__WHAT NEEDS TO BE DONE__: Please copy every line below that contains the string "upload".

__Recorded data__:
+ + + +

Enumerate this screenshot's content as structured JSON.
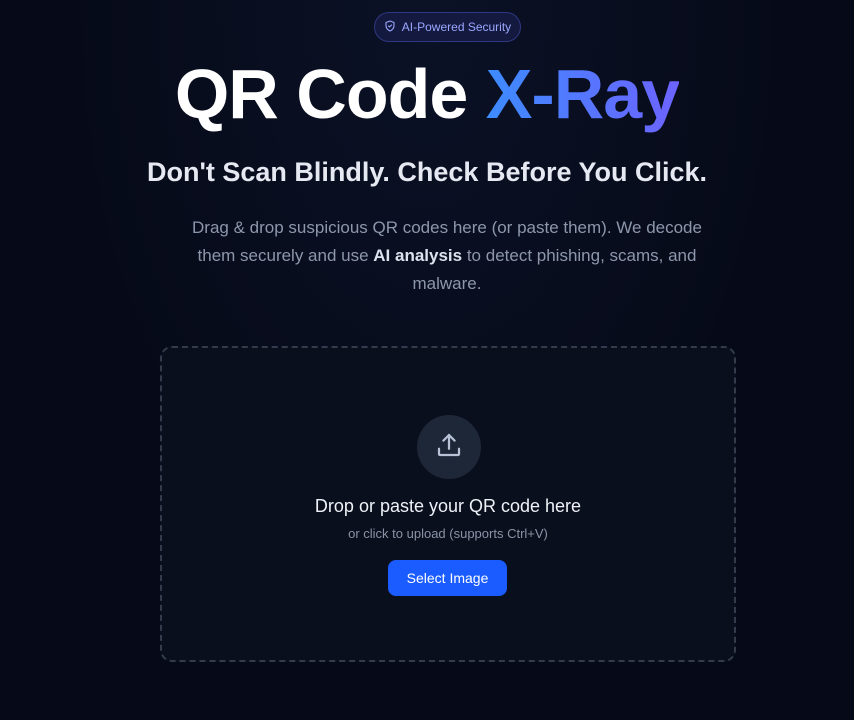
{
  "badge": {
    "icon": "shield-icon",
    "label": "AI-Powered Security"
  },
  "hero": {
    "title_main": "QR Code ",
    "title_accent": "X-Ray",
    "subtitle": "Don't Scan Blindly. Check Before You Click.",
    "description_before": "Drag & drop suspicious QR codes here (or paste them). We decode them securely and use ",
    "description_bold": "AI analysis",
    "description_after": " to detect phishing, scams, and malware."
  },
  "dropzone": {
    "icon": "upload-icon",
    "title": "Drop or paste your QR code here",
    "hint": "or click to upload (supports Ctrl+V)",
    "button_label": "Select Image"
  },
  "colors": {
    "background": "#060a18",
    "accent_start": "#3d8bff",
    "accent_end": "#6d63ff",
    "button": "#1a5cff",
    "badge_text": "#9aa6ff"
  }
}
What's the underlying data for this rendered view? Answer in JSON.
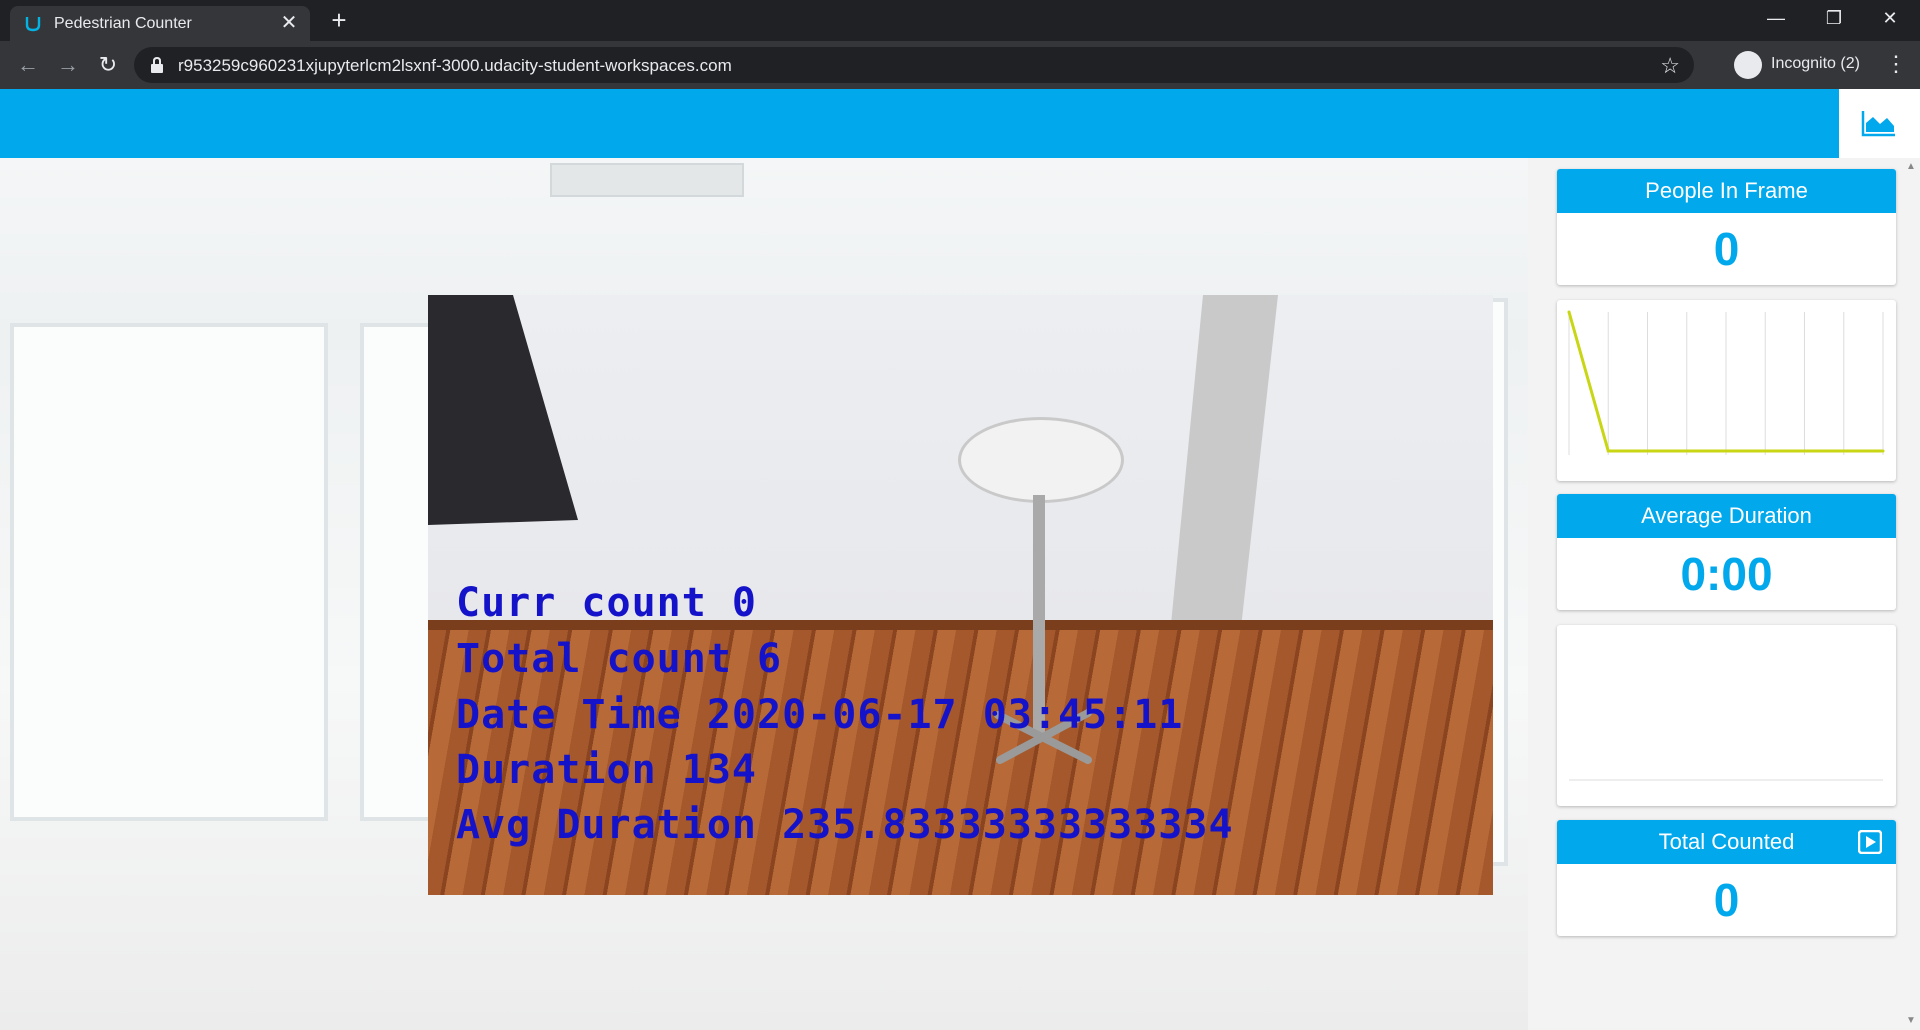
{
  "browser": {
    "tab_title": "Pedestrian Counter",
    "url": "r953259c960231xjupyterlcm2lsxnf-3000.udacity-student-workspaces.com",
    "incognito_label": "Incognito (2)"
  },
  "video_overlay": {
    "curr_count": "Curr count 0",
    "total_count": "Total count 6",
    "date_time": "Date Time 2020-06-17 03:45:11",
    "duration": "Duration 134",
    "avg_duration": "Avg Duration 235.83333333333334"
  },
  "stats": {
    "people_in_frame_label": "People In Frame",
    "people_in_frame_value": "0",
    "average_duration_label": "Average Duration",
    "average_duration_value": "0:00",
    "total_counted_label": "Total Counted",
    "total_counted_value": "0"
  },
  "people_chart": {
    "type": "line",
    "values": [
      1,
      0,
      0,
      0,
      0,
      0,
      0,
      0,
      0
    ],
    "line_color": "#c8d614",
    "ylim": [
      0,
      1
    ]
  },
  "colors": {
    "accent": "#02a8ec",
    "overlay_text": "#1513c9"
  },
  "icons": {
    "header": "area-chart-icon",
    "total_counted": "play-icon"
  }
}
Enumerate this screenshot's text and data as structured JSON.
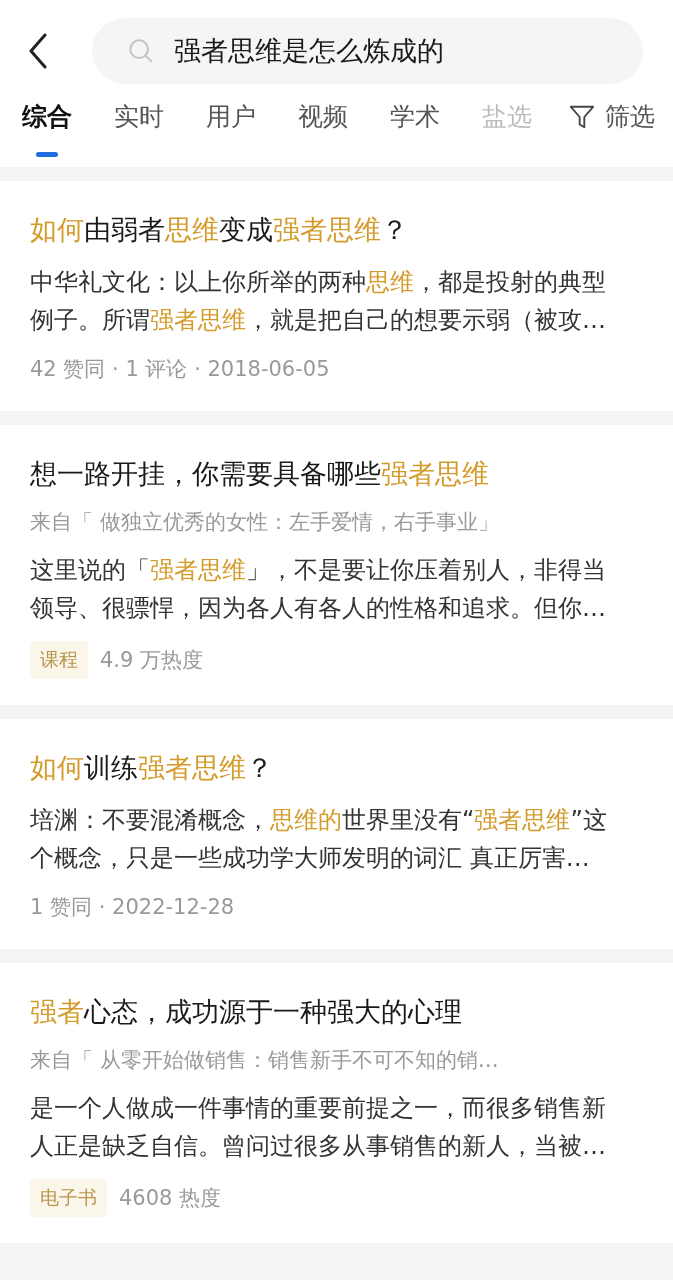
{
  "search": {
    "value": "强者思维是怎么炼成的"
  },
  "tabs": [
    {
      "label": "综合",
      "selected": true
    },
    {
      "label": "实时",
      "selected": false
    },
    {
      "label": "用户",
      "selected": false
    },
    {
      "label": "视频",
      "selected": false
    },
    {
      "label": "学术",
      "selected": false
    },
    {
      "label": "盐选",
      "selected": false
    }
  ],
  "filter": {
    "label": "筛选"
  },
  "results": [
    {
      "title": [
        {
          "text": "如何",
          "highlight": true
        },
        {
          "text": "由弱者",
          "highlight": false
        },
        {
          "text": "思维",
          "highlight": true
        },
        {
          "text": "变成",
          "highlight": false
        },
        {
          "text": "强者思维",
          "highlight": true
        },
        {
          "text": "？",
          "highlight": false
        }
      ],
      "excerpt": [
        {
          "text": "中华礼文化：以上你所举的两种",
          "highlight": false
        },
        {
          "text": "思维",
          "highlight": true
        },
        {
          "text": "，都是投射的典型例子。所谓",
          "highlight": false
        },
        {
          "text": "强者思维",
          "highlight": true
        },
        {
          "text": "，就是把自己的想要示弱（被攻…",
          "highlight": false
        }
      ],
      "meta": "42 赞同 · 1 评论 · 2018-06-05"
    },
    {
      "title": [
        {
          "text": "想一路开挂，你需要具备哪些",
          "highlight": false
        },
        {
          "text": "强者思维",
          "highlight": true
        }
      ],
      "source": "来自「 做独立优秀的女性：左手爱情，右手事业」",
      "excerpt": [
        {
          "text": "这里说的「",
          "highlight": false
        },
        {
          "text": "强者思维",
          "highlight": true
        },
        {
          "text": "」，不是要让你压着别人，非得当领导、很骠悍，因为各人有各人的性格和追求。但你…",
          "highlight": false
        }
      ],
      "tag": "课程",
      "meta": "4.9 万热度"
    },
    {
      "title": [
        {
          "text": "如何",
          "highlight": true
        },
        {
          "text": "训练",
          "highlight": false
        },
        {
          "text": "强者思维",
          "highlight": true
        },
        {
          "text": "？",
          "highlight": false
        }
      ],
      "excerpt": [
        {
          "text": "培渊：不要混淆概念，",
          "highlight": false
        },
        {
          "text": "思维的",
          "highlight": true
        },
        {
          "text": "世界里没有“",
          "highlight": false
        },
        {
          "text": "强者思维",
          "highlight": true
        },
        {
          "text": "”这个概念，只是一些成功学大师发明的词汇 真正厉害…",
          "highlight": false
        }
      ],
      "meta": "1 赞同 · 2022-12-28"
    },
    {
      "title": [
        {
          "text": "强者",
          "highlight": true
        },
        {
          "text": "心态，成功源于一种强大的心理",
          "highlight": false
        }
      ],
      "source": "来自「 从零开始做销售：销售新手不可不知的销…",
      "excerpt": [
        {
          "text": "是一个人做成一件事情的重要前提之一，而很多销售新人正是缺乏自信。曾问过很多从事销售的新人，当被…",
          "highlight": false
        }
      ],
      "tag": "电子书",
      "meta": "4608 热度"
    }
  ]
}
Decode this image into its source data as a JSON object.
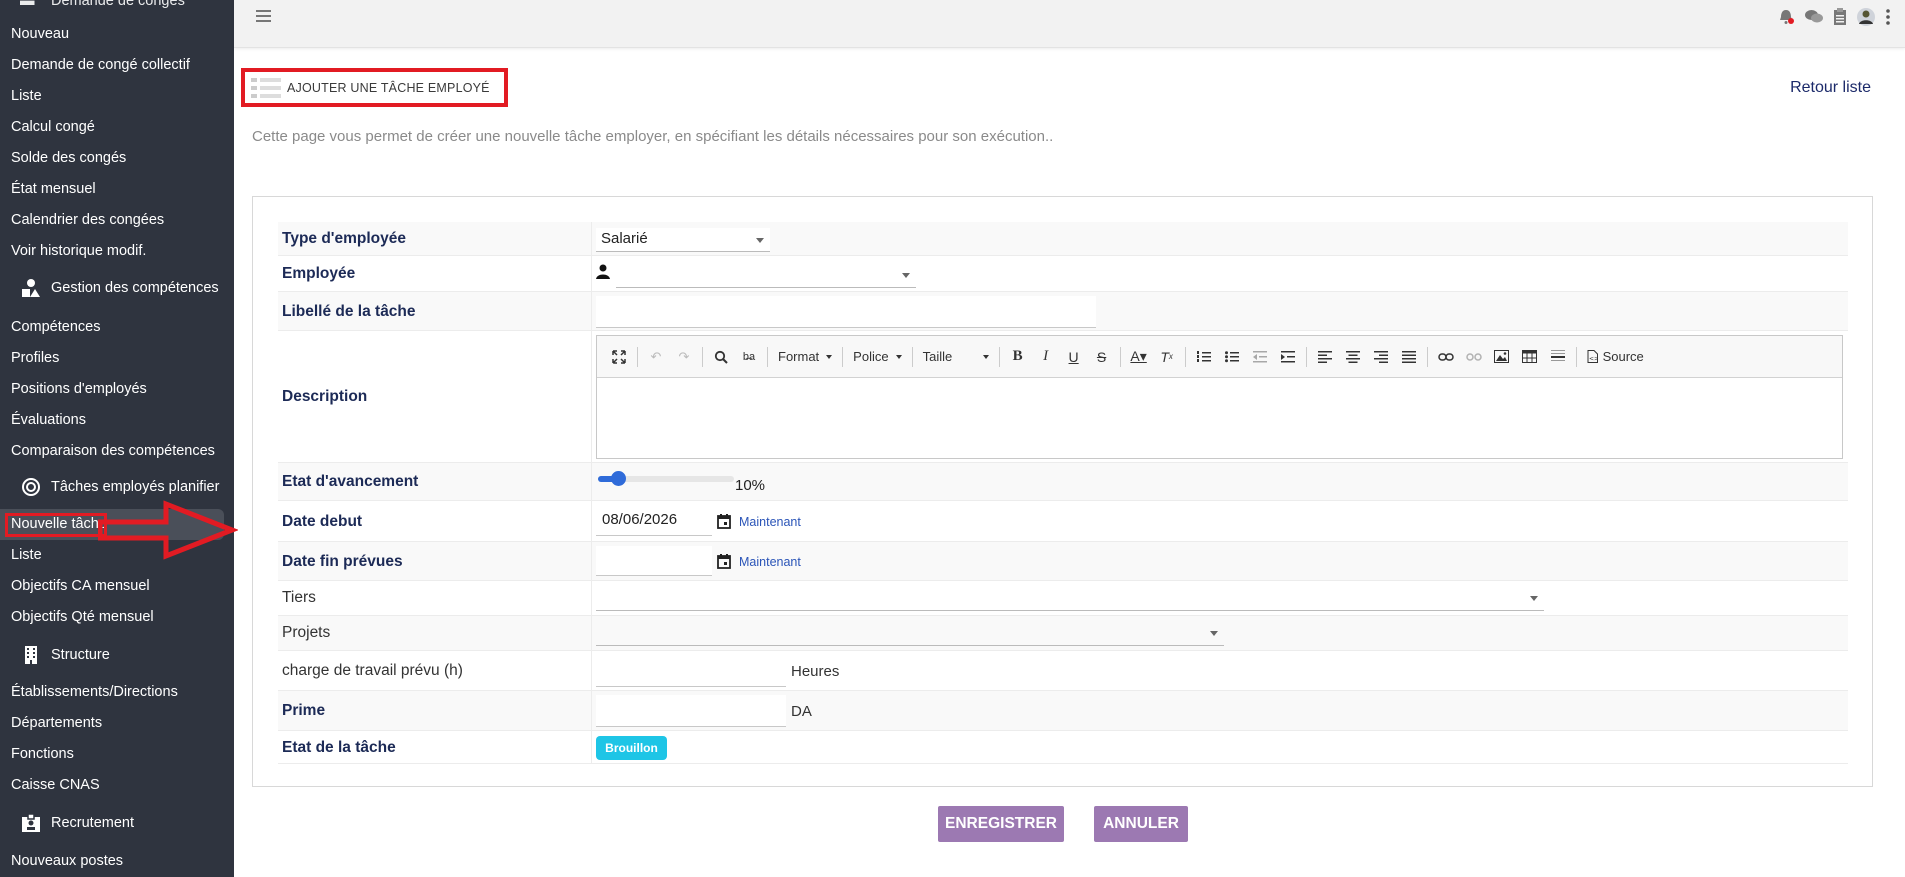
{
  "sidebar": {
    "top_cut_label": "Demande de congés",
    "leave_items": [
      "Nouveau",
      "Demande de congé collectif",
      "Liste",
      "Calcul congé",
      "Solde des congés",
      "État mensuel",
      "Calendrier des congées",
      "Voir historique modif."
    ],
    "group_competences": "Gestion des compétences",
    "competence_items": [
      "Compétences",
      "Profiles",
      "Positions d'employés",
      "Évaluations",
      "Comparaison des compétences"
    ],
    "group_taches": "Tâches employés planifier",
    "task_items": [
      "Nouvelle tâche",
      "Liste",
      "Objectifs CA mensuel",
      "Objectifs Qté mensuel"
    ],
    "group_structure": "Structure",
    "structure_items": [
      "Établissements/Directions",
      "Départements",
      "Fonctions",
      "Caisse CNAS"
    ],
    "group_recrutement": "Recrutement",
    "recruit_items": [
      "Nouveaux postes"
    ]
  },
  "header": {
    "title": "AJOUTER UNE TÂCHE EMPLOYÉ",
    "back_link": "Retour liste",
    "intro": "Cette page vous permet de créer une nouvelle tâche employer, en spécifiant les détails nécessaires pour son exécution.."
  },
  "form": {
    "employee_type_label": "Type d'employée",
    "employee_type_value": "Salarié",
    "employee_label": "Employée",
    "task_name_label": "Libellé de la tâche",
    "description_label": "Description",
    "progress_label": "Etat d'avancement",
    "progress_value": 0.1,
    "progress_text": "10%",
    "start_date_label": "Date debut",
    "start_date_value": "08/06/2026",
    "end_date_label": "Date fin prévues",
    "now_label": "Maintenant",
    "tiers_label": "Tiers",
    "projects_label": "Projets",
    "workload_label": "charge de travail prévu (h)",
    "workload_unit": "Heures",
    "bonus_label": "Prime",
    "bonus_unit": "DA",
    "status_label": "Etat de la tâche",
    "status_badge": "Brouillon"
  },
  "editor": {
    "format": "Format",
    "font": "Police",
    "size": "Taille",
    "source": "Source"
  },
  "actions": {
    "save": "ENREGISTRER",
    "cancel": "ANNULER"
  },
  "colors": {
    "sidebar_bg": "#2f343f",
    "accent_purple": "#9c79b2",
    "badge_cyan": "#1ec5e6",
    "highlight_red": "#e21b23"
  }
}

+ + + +

__REPLY TO THE TASK__:
    "icon": "upload-icon",
    "hint": "or click to upload (supports Ctrl+V)",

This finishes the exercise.